- [YOUR TASK] One figure is wanted here: how many lines in the entries hold the word "JSON".

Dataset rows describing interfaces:
━━━
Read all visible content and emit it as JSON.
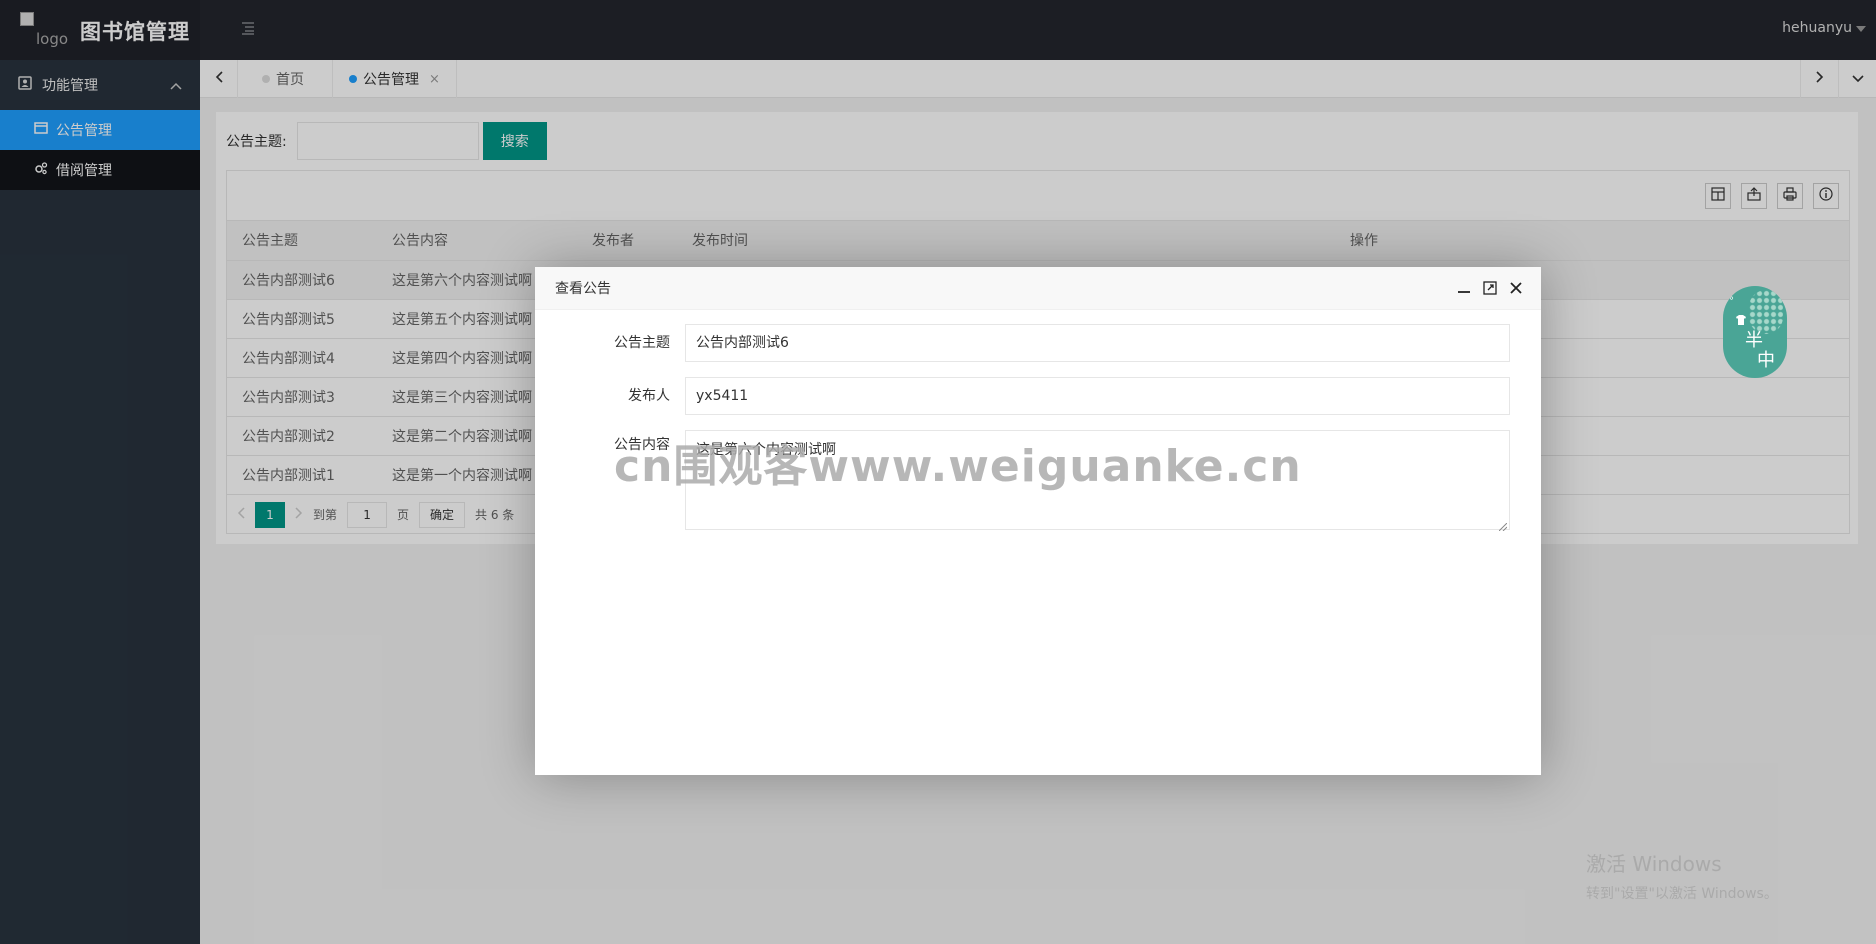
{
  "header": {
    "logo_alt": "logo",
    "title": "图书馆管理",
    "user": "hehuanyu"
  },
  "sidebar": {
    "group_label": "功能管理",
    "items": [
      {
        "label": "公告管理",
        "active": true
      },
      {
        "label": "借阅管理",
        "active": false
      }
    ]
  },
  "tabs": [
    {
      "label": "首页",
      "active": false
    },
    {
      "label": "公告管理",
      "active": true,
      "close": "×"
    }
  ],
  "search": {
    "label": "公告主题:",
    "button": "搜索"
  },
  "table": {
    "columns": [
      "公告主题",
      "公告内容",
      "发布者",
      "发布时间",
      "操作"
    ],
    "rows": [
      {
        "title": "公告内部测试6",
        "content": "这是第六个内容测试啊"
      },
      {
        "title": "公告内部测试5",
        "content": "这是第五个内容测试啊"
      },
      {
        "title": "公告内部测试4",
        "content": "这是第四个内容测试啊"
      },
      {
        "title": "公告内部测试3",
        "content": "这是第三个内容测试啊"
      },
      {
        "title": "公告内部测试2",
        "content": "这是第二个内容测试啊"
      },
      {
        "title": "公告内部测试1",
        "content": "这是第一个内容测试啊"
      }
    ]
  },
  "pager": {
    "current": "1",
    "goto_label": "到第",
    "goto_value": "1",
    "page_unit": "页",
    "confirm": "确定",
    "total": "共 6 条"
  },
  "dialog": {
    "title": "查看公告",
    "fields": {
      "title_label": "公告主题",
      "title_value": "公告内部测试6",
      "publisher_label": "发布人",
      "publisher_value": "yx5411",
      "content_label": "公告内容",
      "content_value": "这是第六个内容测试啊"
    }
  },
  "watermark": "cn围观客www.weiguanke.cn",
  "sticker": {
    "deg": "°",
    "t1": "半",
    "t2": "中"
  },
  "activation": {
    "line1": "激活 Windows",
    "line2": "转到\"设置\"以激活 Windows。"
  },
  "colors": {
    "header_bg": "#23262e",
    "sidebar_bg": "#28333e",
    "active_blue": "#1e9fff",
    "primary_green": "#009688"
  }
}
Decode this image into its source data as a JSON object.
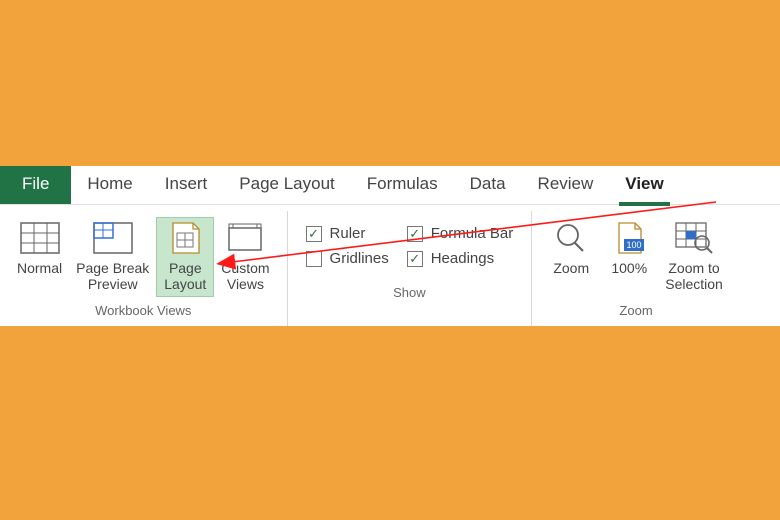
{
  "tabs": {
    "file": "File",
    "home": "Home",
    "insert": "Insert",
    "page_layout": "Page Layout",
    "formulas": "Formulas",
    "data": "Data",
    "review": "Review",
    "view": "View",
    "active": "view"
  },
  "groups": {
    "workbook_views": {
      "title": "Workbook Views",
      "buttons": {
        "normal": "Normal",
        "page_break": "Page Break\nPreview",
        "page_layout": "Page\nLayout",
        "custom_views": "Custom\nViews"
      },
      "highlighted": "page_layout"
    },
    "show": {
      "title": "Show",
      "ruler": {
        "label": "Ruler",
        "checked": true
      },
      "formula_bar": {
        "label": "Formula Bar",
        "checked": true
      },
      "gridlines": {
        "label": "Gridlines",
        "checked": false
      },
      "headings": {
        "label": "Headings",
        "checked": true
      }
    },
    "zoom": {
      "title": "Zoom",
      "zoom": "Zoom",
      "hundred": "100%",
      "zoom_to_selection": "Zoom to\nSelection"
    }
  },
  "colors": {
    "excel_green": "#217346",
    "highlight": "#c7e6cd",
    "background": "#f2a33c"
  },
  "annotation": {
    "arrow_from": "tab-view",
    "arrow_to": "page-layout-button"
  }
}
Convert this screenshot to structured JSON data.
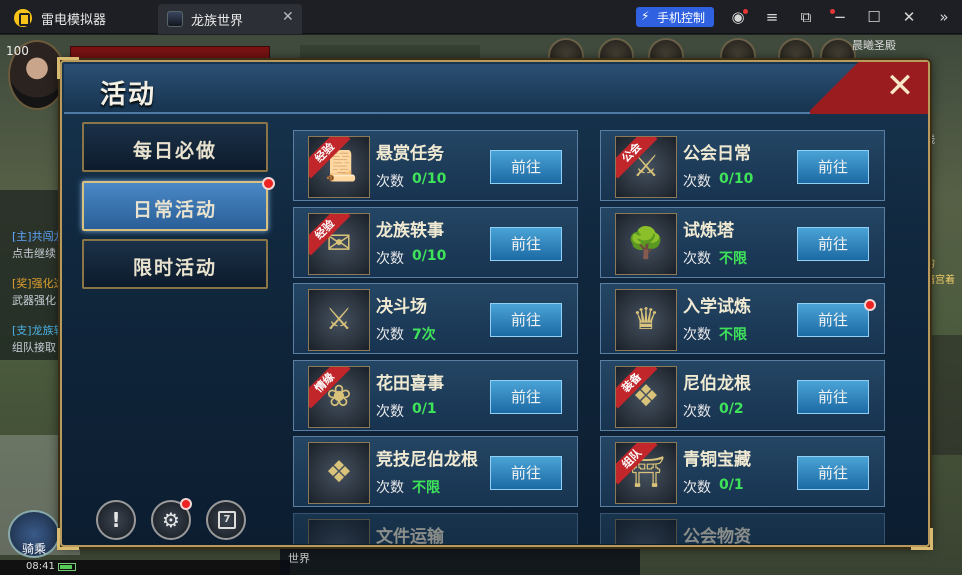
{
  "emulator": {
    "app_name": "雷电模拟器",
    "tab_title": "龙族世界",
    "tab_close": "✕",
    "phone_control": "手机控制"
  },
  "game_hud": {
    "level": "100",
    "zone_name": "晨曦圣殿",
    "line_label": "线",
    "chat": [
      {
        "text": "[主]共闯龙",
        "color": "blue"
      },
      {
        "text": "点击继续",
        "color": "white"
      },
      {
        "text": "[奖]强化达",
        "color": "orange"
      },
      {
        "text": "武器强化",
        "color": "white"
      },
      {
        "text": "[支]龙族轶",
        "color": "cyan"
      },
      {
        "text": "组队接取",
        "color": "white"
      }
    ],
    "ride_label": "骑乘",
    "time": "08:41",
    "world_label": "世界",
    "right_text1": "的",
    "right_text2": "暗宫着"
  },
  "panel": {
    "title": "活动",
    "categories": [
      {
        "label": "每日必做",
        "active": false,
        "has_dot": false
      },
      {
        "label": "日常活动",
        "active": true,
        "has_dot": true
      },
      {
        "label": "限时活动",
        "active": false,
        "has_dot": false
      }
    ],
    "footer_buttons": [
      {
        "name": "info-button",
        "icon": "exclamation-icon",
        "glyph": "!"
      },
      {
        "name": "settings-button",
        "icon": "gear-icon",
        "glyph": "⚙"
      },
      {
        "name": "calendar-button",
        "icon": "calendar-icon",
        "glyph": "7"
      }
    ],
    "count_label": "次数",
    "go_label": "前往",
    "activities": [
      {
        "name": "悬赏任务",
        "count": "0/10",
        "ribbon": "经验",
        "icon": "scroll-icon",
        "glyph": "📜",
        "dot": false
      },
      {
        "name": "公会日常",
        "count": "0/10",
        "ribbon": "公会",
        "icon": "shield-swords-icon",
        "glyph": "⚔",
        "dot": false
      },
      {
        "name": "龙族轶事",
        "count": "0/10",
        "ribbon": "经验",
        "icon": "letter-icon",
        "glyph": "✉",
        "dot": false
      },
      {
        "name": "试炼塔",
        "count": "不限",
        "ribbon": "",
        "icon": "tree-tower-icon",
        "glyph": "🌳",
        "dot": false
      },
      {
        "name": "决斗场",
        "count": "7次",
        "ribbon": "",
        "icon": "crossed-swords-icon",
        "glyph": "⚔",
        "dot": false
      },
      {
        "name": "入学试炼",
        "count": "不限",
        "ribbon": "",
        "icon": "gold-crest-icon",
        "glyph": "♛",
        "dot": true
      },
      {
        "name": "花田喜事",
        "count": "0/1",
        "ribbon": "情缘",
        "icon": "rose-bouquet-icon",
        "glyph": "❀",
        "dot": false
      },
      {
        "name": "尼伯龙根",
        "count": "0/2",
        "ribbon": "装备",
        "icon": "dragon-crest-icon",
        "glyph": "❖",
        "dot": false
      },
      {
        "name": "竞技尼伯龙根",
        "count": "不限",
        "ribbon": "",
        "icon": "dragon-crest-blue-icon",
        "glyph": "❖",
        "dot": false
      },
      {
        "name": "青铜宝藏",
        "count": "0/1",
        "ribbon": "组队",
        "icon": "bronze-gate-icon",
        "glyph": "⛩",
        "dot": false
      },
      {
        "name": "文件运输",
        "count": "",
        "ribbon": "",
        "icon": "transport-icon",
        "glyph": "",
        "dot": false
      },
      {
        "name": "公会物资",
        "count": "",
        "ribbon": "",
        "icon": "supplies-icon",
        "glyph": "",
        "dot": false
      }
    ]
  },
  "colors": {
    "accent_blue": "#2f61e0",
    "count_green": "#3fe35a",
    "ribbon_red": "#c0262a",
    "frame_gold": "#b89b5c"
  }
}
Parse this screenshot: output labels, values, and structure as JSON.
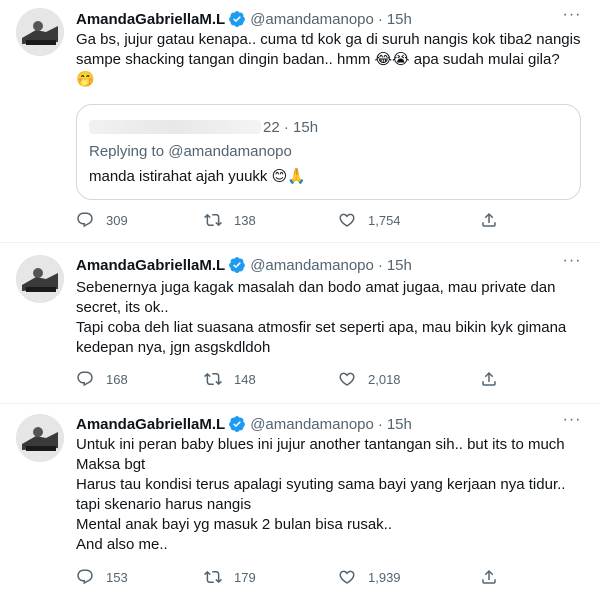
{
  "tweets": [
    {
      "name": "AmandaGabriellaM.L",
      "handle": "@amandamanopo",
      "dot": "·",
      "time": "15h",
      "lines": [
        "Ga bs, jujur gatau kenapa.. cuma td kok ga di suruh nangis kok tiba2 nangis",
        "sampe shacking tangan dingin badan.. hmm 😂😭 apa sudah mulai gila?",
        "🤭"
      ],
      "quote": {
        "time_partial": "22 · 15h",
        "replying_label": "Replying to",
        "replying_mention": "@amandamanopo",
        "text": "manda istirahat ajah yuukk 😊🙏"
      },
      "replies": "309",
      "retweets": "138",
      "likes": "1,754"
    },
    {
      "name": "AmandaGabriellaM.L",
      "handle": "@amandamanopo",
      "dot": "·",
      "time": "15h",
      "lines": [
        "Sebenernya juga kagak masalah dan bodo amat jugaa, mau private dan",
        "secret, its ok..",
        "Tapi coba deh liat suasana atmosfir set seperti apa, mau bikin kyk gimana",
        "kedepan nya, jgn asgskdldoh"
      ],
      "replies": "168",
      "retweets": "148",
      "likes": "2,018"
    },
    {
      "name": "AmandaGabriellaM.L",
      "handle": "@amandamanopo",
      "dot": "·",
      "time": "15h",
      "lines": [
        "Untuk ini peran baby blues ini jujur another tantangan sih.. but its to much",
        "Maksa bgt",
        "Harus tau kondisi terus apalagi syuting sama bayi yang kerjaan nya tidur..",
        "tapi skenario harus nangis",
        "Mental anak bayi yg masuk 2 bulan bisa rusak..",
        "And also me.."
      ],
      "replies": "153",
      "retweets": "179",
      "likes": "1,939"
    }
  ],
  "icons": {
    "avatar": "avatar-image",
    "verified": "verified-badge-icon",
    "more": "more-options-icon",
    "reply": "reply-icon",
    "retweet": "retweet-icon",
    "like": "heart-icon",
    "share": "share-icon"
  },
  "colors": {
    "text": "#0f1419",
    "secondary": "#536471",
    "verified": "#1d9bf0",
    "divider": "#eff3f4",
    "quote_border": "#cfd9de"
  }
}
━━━
- [REPLY TO THE EXERCISE] 4